Turning back to my goods on the counter, the lodge manager asked if I’d ever tried one of the biscotti she was about to scan. They were too sweet for her, she said. She stocked them for the weekenders, who liked the blue etchings of the bonneted girl on the lid. She couldn’t recommend an alternative, however, as she didn’t consider most of the items in her store to be edible. Nothing here is really meant to be eaten, the lodge manager said. People come to the coast to dream, not to eat. She chose items to sell based on her understanding of these dreams, and filled the store with food-like props that helped her customers feel, through their purchases, that they’d made the intangible concrete.

I said I’d often seen the tangible lead to disappointment, as our surroundings became visible evidence of the gap between our fantasies and reality.

‘That’s why I’m sure most of our food ends up in the trash,’ the lodge manager said with a laugh. Though that’s not to say I’d find anything better at the K&J thirty minutes north, she added. That place only stocked food for the apocalypse.

‘Just a different kind of stomachache,’ said the other woman in the farmhouse, who worked variously as barista, gardener, and house-cleaner, and who I’d learned in my first days at the lodge was the manager’s partner of many years.

They had tried selling real food, the lodge manager continued, things like lentils and chicken and butter, but it confused the people who stopped by, the combination of high-end goods and basic ingredients. Sales declined. For awhile it seemed odd to her that people preferred delicacies, salamis and cheese and jars of honey, as most of those that passed through were staying in cabins without flushing toilets or yurts propped up on the slanting hills. The simultaneous desire for scarcity and abundance didn’t make sense to her, she said, as it seemed like a precarious and exhausting balance to achieve, until she realized that it was, in fact, this very fight that people were after, as if the only real adventure left was in seeking and eluding unhappiness.

‘I forgot, dear,’ interjected the barista, ‘Do you take milk with your coffee?’

‘Don’t take anything she serves you black,’ the lodge manager said, scooping my goods into a small plastic bag.

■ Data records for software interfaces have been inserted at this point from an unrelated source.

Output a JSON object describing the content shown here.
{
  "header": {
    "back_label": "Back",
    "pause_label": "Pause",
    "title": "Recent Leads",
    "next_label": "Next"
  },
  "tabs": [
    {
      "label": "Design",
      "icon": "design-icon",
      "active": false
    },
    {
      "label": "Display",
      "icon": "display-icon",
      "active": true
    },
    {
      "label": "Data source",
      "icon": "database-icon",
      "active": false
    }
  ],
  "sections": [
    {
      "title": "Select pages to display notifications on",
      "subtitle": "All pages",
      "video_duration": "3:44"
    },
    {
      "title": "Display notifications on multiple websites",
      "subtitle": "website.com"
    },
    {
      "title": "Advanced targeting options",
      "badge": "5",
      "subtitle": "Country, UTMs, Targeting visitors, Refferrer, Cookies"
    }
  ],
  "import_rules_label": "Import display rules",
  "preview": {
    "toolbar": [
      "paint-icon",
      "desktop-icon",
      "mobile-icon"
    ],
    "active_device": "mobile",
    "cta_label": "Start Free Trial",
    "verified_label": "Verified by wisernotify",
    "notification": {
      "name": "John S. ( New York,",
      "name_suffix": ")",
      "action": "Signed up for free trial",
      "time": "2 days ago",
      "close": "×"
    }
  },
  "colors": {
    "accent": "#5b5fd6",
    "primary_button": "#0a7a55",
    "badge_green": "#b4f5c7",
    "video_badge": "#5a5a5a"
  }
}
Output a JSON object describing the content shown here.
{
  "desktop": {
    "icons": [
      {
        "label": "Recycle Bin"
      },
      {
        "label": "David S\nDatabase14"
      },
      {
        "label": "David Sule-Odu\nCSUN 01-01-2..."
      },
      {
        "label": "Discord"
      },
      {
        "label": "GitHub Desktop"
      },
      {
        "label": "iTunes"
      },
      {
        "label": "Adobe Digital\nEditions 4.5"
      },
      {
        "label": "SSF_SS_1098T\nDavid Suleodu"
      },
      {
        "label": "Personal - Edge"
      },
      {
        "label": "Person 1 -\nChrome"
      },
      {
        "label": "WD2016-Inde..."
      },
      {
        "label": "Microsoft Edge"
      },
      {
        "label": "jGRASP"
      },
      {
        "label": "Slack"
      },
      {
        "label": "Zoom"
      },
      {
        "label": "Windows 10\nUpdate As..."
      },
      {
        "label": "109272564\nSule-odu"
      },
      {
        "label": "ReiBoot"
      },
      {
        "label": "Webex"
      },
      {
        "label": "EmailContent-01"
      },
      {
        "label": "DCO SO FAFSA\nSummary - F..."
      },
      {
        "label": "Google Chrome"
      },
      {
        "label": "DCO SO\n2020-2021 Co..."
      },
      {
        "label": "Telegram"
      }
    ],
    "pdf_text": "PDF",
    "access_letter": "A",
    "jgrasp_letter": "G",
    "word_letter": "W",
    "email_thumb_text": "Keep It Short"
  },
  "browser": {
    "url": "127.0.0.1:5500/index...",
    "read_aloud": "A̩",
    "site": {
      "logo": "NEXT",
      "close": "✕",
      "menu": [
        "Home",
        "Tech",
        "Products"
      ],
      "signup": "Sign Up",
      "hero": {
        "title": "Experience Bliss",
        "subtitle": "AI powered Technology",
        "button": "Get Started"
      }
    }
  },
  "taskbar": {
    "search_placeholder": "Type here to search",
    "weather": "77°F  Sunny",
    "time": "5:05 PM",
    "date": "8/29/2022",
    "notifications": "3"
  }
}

The Victorian’s first floor had been carved away to incorporate the store and cafe, and the space was white and airy, with rickety walls and long, narrow windows. The bones of the old rooms could still be seen in the high ceiling, and there was everywhere a sense of slowness and age, as if only a minimal amount of activity was permitted on premises that had been quietly ruined by two hundred years. The sound of the ocean, always near, was often so loud it seemed like the building itself was unmoored.

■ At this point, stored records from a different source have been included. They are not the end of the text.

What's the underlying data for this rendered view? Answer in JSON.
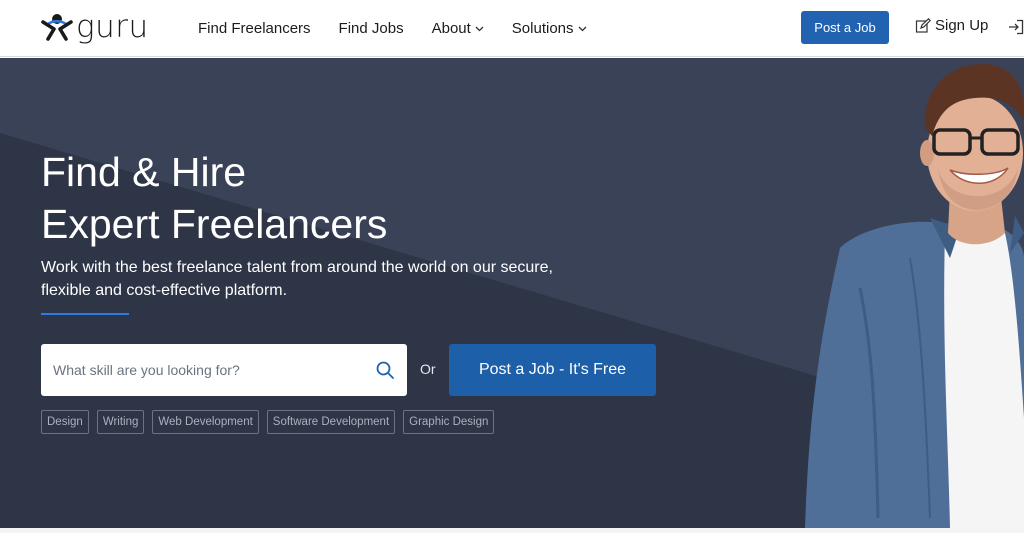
{
  "header": {
    "logo_text": "guru",
    "nav": [
      {
        "label": "Find Freelancers",
        "has_caret": false
      },
      {
        "label": "Find Jobs",
        "has_caret": false
      },
      {
        "label": "About",
        "has_caret": true
      },
      {
        "label": "Solutions",
        "has_caret": true
      }
    ],
    "post_job_label": "Post a Job",
    "signup_label": "Sign Up",
    "icons": {
      "signup": "edit-icon",
      "login": "login-icon",
      "caret": "chevron-down-icon"
    }
  },
  "hero": {
    "title_line1": "Find & Hire",
    "title_line2": "Expert Freelancers",
    "subtitle_line1": "Work with the best freelance talent from around the world on our secure,",
    "subtitle_line2": "flexible and cost-effective platform.",
    "search": {
      "placeholder": "What skill are you looking for?",
      "value": "",
      "icon": "search-icon"
    },
    "or_label": "Or",
    "cta_label": "Post a Job - It's Free",
    "tags": [
      "Design",
      "Writing",
      "Web Development",
      "Software Development",
      "Graphic Design"
    ]
  },
  "colors": {
    "brand_blue": "#2163b0",
    "hero_bg": "#2e3546",
    "accent_rule": "#2c7be5"
  }
}
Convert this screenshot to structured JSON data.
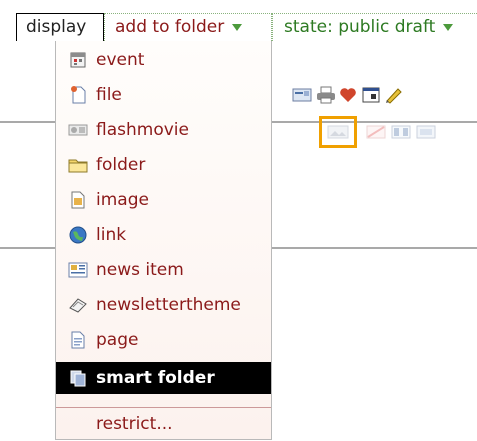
{
  "tabs": {
    "display": "display",
    "add_to_folder": "add to folder",
    "state": "state: public draft"
  },
  "menu": {
    "items": [
      {
        "label": "event",
        "icon": "event-icon"
      },
      {
        "label": "file",
        "icon": "file-icon"
      },
      {
        "label": "flashmovie",
        "icon": "flashmovie-icon"
      },
      {
        "label": "folder",
        "icon": "folder-icon"
      },
      {
        "label": "image",
        "icon": "image-icon"
      },
      {
        "label": "link",
        "icon": "link-icon"
      },
      {
        "label": "news item",
        "icon": "news-item-icon"
      },
      {
        "label": "newslettertheme",
        "icon": "newslettertheme-icon"
      },
      {
        "label": "page",
        "icon": "page-icon"
      },
      {
        "label": "smart folder",
        "icon": "smart-folder-icon"
      }
    ],
    "selected_item": "smart folder",
    "restrict_label": "restrict..."
  },
  "toolbar": {
    "icons": [
      "mail-icon",
      "print-icon",
      "favorite-icon",
      "fullscreen-icon",
      "edit-icon"
    ],
    "secondary_icons": [
      "thumbnail-view-icon",
      "flag-icon",
      "window-icon",
      "mail-faded-icon"
    ]
  },
  "colors": {
    "link": "#8b1a1a",
    "state": "#2d7a22",
    "selected_bg": "#000000",
    "highlight_border": "#f0a000"
  }
}
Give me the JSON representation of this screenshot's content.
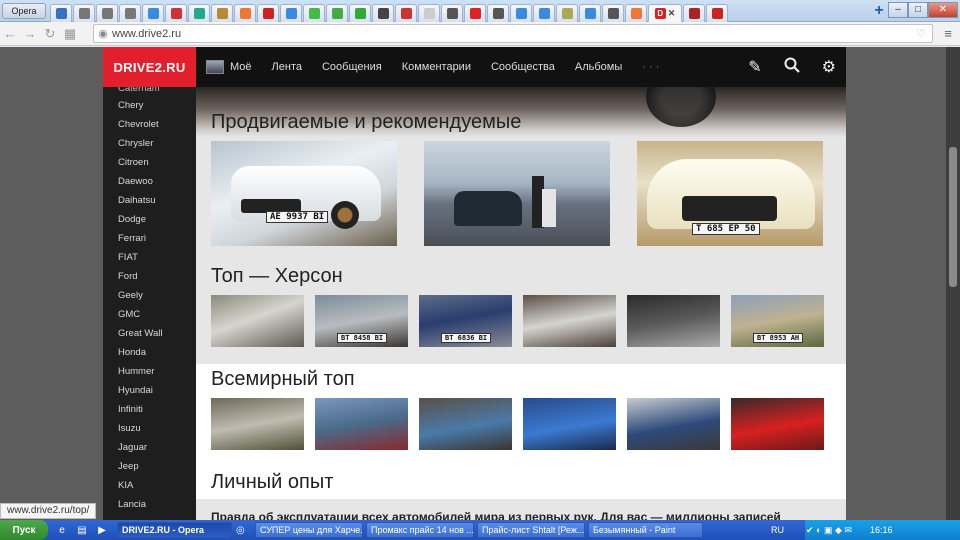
{
  "browser": {
    "menu_label": "Opera",
    "url": "www.drive2.ru",
    "status_url": "www.drive2.ru/top/",
    "tab_colors": [
      "#3b6fc4",
      "#777",
      "#777",
      "#777",
      "#3a8be0",
      "#c33",
      "#2a8",
      "#b83",
      "#e73",
      "#c22",
      "#3a8be0",
      "#4b4",
      "#4a4",
      "#3a3",
      "#444",
      "#c33",
      "#ccc",
      "#555",
      "#dd2222",
      "#555",
      "#3a8be0",
      "#3a8be0",
      "#aa5",
      "#3a8be0",
      "#555",
      "#e73",
      "#a22",
      "#c22"
    ],
    "active_tab_letter": "D",
    "active_tab_color": "#d62222",
    "new_tab_label": "+"
  },
  "site": {
    "logo": "DRIVE2.RU",
    "nav": [
      "Моё",
      "Лента",
      "Сообщения",
      "Комментарии",
      "Сообщества",
      "Альбомы",
      "· · ·"
    ],
    "icons": [
      "pencil-icon",
      "search-icon",
      "gear-icon"
    ]
  },
  "sidebar": {
    "cut_item": "Caterham",
    "items": [
      "Chery",
      "Chevrolet",
      "Chrysler",
      "Citroen",
      "Daewoo",
      "Daihatsu",
      "Dodge",
      "Ferrari",
      "FIAT",
      "Ford",
      "Geely",
      "GMC",
      "Great Wall",
      "Honda",
      "Hummer",
      "Hyundai",
      "Infiniti",
      "Isuzu",
      "Jaguar",
      "Jeep",
      "KIA",
      "Lancia"
    ]
  },
  "sections": {
    "promoted_title": "Продвигаемые и рекомендуемые",
    "promoted_plates": [
      "АЕ 9937 ВІ",
      "",
      "Т 685 ЕР 50"
    ],
    "kherson_title": "Топ — Херсон",
    "kherson_plates": [
      "",
      "ВТ 8458 ВІ",
      "ВТ 6836 ВІ",
      "",
      "",
      "ВТ 8953 АН"
    ],
    "world_title": "Всемирный топ",
    "experience_title": "Личный опыт",
    "experience_text": "Правда об эксплуатации всех автомобилей мира из первых рук. Для вас — миллионы записей"
  },
  "taskbar": {
    "start": "Пуск",
    "tasks": [
      "DRIVE2.RU - Opera",
      "СУПЕР цены для Харче...",
      "Промакс прайс 14 нов ...",
      "Прайс-лист Shtalt [Реж...",
      "Безымянный - Paint"
    ],
    "lang": "RU",
    "time": "16:16"
  }
}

‘We’re all out of milk up here,’ the barista called from behind the coffee machine, ‘Just a minute while I go for reinforcements.’ She opened the front door with her elbow and a chill that smelled of seaweed and salt filled the store. A few seconds later she reappeared beside the pool and waved at the painter’s wife, who didn’t wave back or acknowledge her.

Settling onto a stool behind the register, the lodge manager crossed her arms over her sweater and smiled warmly. When she spoke again it was with pleasure, as if she’d shared what she was relaying so many times before uttering it now offered her a reassuring sense of permanence and comfort.

‘She devises these tasks to combat boredom,’ the lodge manager began. The barista, according to her, was someone who only appreciated silence or staring at the ocean if it was part of a scheduled plan. The barista’s need for activity had been a problem in the early days of their relationship, the lodge manager said, for it had seemed to her then that the barista was constantly on the run, fleeing solitude from task to task, while the lodge manager longed for nothing more than an oasis of downtime in which to comfortably disappear. They couldn’t figure out how to relax. The lodge manager said she’d accused the barista of refusing to confront a deep fear, likening her aversion to stillness to children refusing to check for monsters beneath their beds. In turn, the barista had accused the lodge manager of an unbudgeable laziness that was motivated by the lodge manager’s own refusal to confront a childish fear, that of effort resulting in failure or diminishment.

‘The battles we used to have,’ the lodge manager said, smiling wistfully.